Supreme Court Sides With States On Redistricting

'One-person, one-vote' principle upheld in drawing legislative districts

The Supreme Court's ruling essentially maintains the status quo nationwide, as almost all states use total population to redraw their state districts based on the “one-person, one-vote” principle. (Bill Clark/CQ Roll Call file photo)

The Supreme Court ruled Monday that states can draw state legislative districts based on total population, rejecting a challenge that would require districts to be equalized by another criteria, such as registered voters.  

The ruling essentially maintains the status quo nationwide, as almost all states use total population to redraw their state districts based on the “one-person, one-vote” principle.  

The justices ruled, however, and did not finally resolve whether states could choose to use a different metric to draw districts in the future.  

A shift in current redistricting practices would have disproportionately hurt Democrats, and make elections more challenging for them in states with high numbers of immigrants.  

States and the Obama administration argued it would be onerous on states in part because data is not collected on registered voters to the same detail as the census collects data on people.  

For decades, there wouldn’t have been much difference between the two measurements. But with an estimated 11 million undocumented immigrants now living in the United States, there can be wide disparities between districts.  

The language of the decision also appears to further solidify that congressional districts will remain drawn by counting everyone in their borders as a “person,” which is the basis in the Constitution for deciding how many congressional districts each state gets.  

While the Texas case involves districts for the state legislature, a broader ruling — depending on how it would have been written — could have applied to House districts or be used to argue that the same new standard should apply to Congress as well, legal experts said.  

The petitioners, two Texas voters, argued the state’s reliance on total population weakened the power of their votes compared to voters in districts with high numbers of non-voters such as immigrants. They argued that the longstanding one-person, one-vote standard requires voters be equally distributed in districts so that each person’s vote carries the same weight, not so that all people be equally distributed in districts so each lawmaker represents an equal number of people.  

The justices rejected the challenge in part because a different metric would clash with the Constitution’s instruction to draw congressional districts using total population. Justice Ruth Bader Ginsburg wrote the opinion in which all eight justices concurred, at least in part.  

“It cannot be, we reason, that the Fourteenth Amendment calls for the apportionment of congressional districts based on total population, but simultaneously forbids states from apportioning their own legislative districts the same way,” Ginsburg said in a statement from the bench Monday.  

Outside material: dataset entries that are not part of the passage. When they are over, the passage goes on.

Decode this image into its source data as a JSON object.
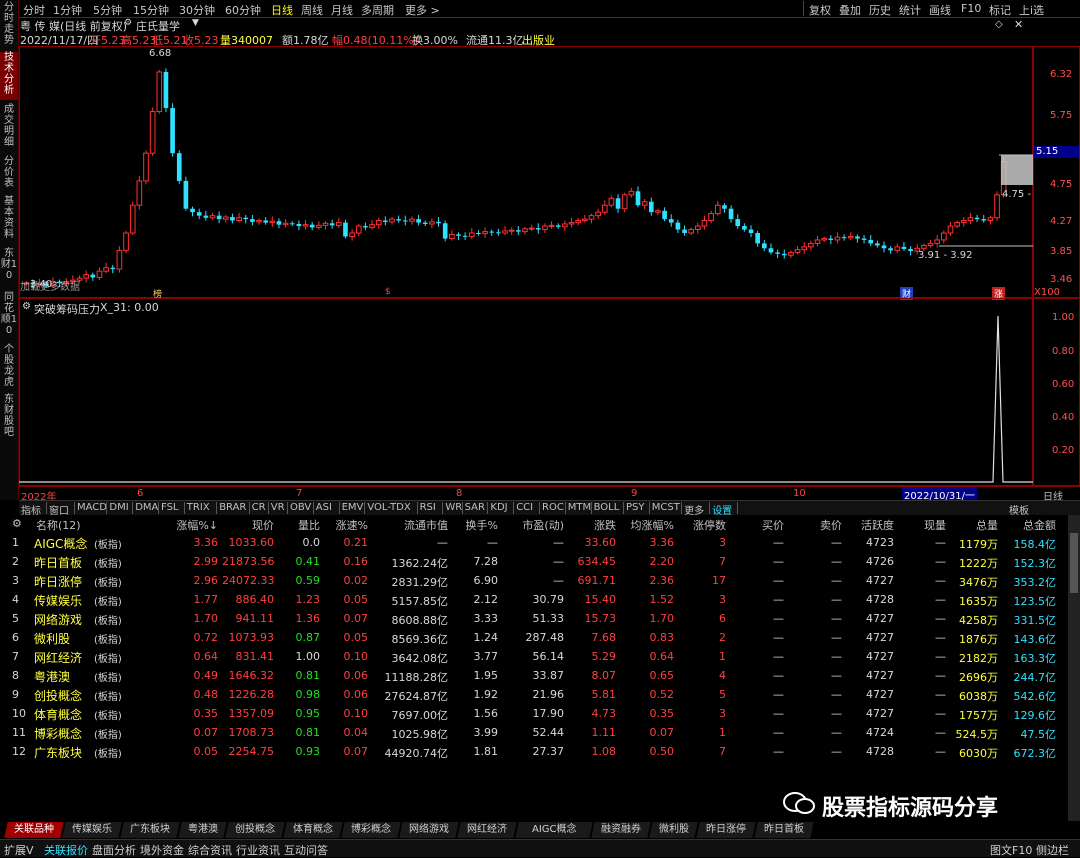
{
  "left_tabs": [
    "分时走势",
    "技术分析",
    "成交明细",
    "分价表",
    "基本资料",
    "东财10",
    "同花顺10",
    "个股龙虎",
    "东财股吧"
  ],
  "topbar": {
    "periods": [
      "分时",
      "1分钟",
      "5分钟",
      "15分钟",
      "30分钟",
      "60分钟",
      "日线",
      "周线",
      "月线",
      "多周期",
      "更多 >"
    ],
    "active_period": "日线",
    "right": [
      "复权",
      "叠加",
      "历史",
      "统计",
      "画线",
      "F10",
      "标记",
      "上i选"
    ]
  },
  "info": {
    "name": "粤 传 媒(日线 前复权)",
    "indicator_name": "庄氏量学",
    "date": "2022/11/17/四",
    "open": "开5.23",
    "high": "高5.23",
    "low": "低5.21",
    "close": "收5.23",
    "volume": "量340007",
    "amount": "额1.78亿",
    "amplitude": "幅0.48(10.11%)",
    "turnover": "换3.00%",
    "float_cap": "流通11.3亿",
    "tag": "出版业"
  },
  "main_chart": {
    "price_axis": [
      "6.32",
      "5.75",
      "5.15",
      "4.75",
      "4.27",
      "3.85",
      "3.46"
    ],
    "current_price": "5.15",
    "max_label": "6.68",
    "min_label": "3.40",
    "range_label": "3.91 - 3.92",
    "label_475": "4.75 -",
    "x100": "X100",
    "corner_text": "加载更多数据",
    "markers": [
      "榜",
      "$",
      "财",
      "涨"
    ]
  },
  "sub_chart": {
    "title": "突破筹码压力",
    "value": "X_31: 0.00",
    "axis": [
      "1.00",
      "0.80",
      "0.60",
      "0.40",
      "0.20"
    ],
    "x_labels": [
      "2022年",
      "6",
      "7",
      "8",
      "9",
      "10"
    ],
    "cursor_date": "2022/10/31/一",
    "right_label": "日线"
  },
  "indicator_bar": [
    "指标",
    "窗口",
    "MACD",
    "DMI",
    "DMA",
    "FSL",
    "TRIX",
    "BRAR",
    "CR",
    "VR",
    "OBV",
    "ASI",
    "EMV",
    "VOL-TDX",
    "RSI",
    "WR",
    "SAR",
    "KDJ",
    "CCI",
    "ROC",
    "MTM",
    "BOLL",
    "PSY",
    "MCST",
    "更多",
    "设置"
  ],
  "indicator_bar_right": "模板",
  "table": {
    "headers": [
      "名称(12)",
      "涨幅%↓",
      "现价",
      "量比",
      "涨速%",
      "流通市值",
      "换手%",
      "市盈(动)",
      "涨跌",
      "均涨幅%",
      "涨停数",
      "买价",
      "卖价",
      "活跃度",
      "现量",
      "总量",
      "总金额"
    ],
    "rows": [
      {
        "idx": "1",
        "name": "AIGC概念",
        "tag": "(板指)",
        "chg": "3.36",
        "price": "1033.60",
        "vr": "0.0",
        "spd": "0.21",
        "cap": "—",
        "turn": "—",
        "pe": "—",
        "diff": "33.60",
        "avg": "3.36",
        "lim": "3",
        "buy": "—",
        "sell": "—",
        "act": "4723",
        "cur": "—",
        "vol": "1179万",
        "amt": "158.4亿",
        "vrc": "w",
        "spc": "r"
      },
      {
        "idx": "2",
        "name": "昨日首板",
        "tag": "(板指)",
        "chg": "2.99",
        "price": "21873.56",
        "vr": "0.41",
        "spd": "0.16",
        "cap": "1362.24亿",
        "turn": "7.28",
        "pe": "—",
        "diff": "634.45",
        "avg": "2.20",
        "lim": "7",
        "buy": "—",
        "sell": "—",
        "act": "4726",
        "cur": "—",
        "vol": "1222万",
        "amt": "152.3亿",
        "vrc": "g",
        "spc": "r"
      },
      {
        "idx": "3",
        "name": "昨日涨停",
        "tag": "(板指)",
        "chg": "2.96",
        "price": "24072.33",
        "vr": "0.59",
        "spd": "0.02",
        "cap": "2831.29亿",
        "turn": "6.90",
        "pe": "—",
        "diff": "691.71",
        "avg": "2.36",
        "lim": "17",
        "buy": "—",
        "sell": "—",
        "act": "4727",
        "cur": "—",
        "vol": "3476万",
        "amt": "353.2亿",
        "vrc": "g",
        "spc": "r"
      },
      {
        "idx": "4",
        "name": "传媒娱乐",
        "tag": "(板指)",
        "chg": "1.77",
        "price": "886.40",
        "vr": "1.23",
        "spd": "0.05",
        "cap": "5157.85亿",
        "turn": "2.12",
        "pe": "30.79",
        "diff": "15.40",
        "avg": "1.52",
        "lim": "3",
        "buy": "—",
        "sell": "—",
        "act": "4728",
        "cur": "—",
        "vol": "1635万",
        "amt": "123.5亿",
        "vrc": "r",
        "spc": "r"
      },
      {
        "idx": "5",
        "name": "网络游戏",
        "tag": "(板指)",
        "chg": "1.70",
        "price": "941.11",
        "vr": "1.36",
        "spd": "0.07",
        "cap": "8608.88亿",
        "turn": "3.33",
        "pe": "51.33",
        "diff": "15.73",
        "avg": "1.70",
        "lim": "6",
        "buy": "—",
        "sell": "—",
        "act": "4727",
        "cur": "—",
        "vol": "4258万",
        "amt": "331.5亿",
        "vrc": "r",
        "spc": "r"
      },
      {
        "idx": "6",
        "name": "微利股",
        "tag": "(板指)",
        "chg": "0.72",
        "price": "1073.93",
        "vr": "0.87",
        "spd": "0.05",
        "cap": "8569.36亿",
        "turn": "1.24",
        "pe": "287.48",
        "diff": "7.68",
        "avg": "0.83",
        "lim": "2",
        "buy": "—",
        "sell": "—",
        "act": "4727",
        "cur": "—",
        "vol": "1876万",
        "amt": "143.6亿",
        "vrc": "g",
        "spc": "r"
      },
      {
        "idx": "7",
        "name": "网红经济",
        "tag": "(板指)",
        "chg": "0.64",
        "price": "831.41",
        "vr": "1.00",
        "spd": "0.10",
        "cap": "3642.08亿",
        "turn": "3.77",
        "pe": "56.14",
        "diff": "5.29",
        "avg": "0.64",
        "lim": "1",
        "buy": "—",
        "sell": "—",
        "act": "4727",
        "cur": "—",
        "vol": "2182万",
        "amt": "163.3亿",
        "vrc": "w",
        "spc": "r"
      },
      {
        "idx": "8",
        "name": "粤港澳",
        "tag": "(板指)",
        "chg": "0.49",
        "price": "1646.32",
        "vr": "0.81",
        "spd": "0.06",
        "cap": "11188.28亿",
        "turn": "1.95",
        "pe": "33.87",
        "diff": "8.07",
        "avg": "0.65",
        "lim": "4",
        "buy": "—",
        "sell": "—",
        "act": "4727",
        "cur": "—",
        "vol": "2696万",
        "amt": "244.7亿",
        "vrc": "g",
        "spc": "r"
      },
      {
        "idx": "9",
        "name": "创投概念",
        "tag": "(板指)",
        "chg": "0.48",
        "price": "1226.28",
        "vr": "0.98",
        "spd": "0.06",
        "cap": "27624.87亿",
        "turn": "1.92",
        "pe": "21.96",
        "diff": "5.81",
        "avg": "0.52",
        "lim": "5",
        "buy": "—",
        "sell": "—",
        "act": "4727",
        "cur": "—",
        "vol": "6038万",
        "amt": "542.6亿",
        "vrc": "g",
        "spc": "r"
      },
      {
        "idx": "10",
        "name": "体育概念",
        "tag": "(板指)",
        "chg": "0.35",
        "price": "1357.09",
        "vr": "0.95",
        "spd": "0.10",
        "cap": "7697.00亿",
        "turn": "1.56",
        "pe": "17.90",
        "diff": "4.73",
        "avg": "0.35",
        "lim": "3",
        "buy": "—",
        "sell": "—",
        "act": "4727",
        "cur": "—",
        "vol": "1757万",
        "amt": "129.6亿",
        "vrc": "g",
        "spc": "r"
      },
      {
        "idx": "11",
        "name": "博彩概念",
        "tag": "(板指)",
        "chg": "0.07",
        "price": "1708.73",
        "vr": "0.81",
        "spd": "0.04",
        "cap": "1025.98亿",
        "turn": "3.99",
        "pe": "52.44",
        "diff": "1.11",
        "avg": "0.07",
        "lim": "1",
        "buy": "—",
        "sell": "—",
        "act": "4724",
        "cur": "—",
        "vol": "524.5万",
        "amt": "47.5亿",
        "vrc": "g",
        "spc": "r"
      },
      {
        "idx": "12",
        "name": "广东板块",
        "tag": "(板指)",
        "chg": "0.05",
        "price": "2254.75",
        "vr": "0.93",
        "spd": "0.07",
        "cap": "44920.74亿",
        "turn": "1.81",
        "pe": "27.37",
        "diff": "1.08",
        "avg": "0.50",
        "lim": "7",
        "buy": "—",
        "sell": "—",
        "act": "4728",
        "cur": "—",
        "vol": "6030万",
        "amt": "672.3亿",
        "vrc": "g",
        "spc": "r"
      }
    ]
  },
  "watermark": "股票指标源码分享",
  "bottom_tabs": [
    "关联品种",
    "传媒娱乐",
    "广东板块",
    "粤港澳",
    "创投概念",
    "体育概念",
    "博彩概念",
    "网络游戏",
    "网红经济",
    "AIGC概念",
    "融资融券",
    "微利股",
    "昨日涨停",
    "昨日首板"
  ],
  "status_bar": [
    "扩展V",
    "关联报价",
    "盘面分析",
    "境外资金",
    "综合资讯",
    "行业资讯",
    "互动问答"
  ],
  "status_right": [
    "图文F10",
    "侧边栏"
  ],
  "colors": {
    "up": "#ff4040",
    "down": "#20e0ff",
    "frame": "#8b0000",
    "active_tab": "#a00000"
  }
}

Justice Samuel A. Alito Jr. concurred in the judgment but wrote separately to voice his disagreement with the majority opinion’s reliance on the Constitution’s formula for allocating congressional seats.  

The dominant reason the Constitution allocates House seats based on inhabitants was for allocation of political power among the states — not because it said whether the equal representation should go to all people, only citizens, or only eligible voters.  

The allocation of congressional representation “plainly violates one person, one vote,” Alito wrote. “This is obviously true with respect to the Senate: Although all states have equal representation in the Senate, the most populous state (California) has 66 times has many people as the least populous (Wyoming).”  

“And even the allocation of House seats does not comport with one person, one vote,” Alito said. “Every state is entitled to at least one seat in the House, even if the state’s population is lower than the average population of House districts nationwide.”  

Today, North Dakota, Vermont and Wyoming fall in that category, Alito said.  

“If one person, one vote applied to allocation of House seats among states, I very much doubt the court would uphold a plan where one representative represents fewer than 570,000 people in Wyoming but nearly a million people in next door Montana.”  

Sen. Patrick J. Leahy of Vermont, ranking Democrat on the Senate Judiciary Committee, said the decision "reflects the reality that all Americans, including individuals who cannot vote — such as children and noncitizens — deserve to be represented in our democracy too.”  

Get breaking news alerts and more from Roll Call on your iPhone.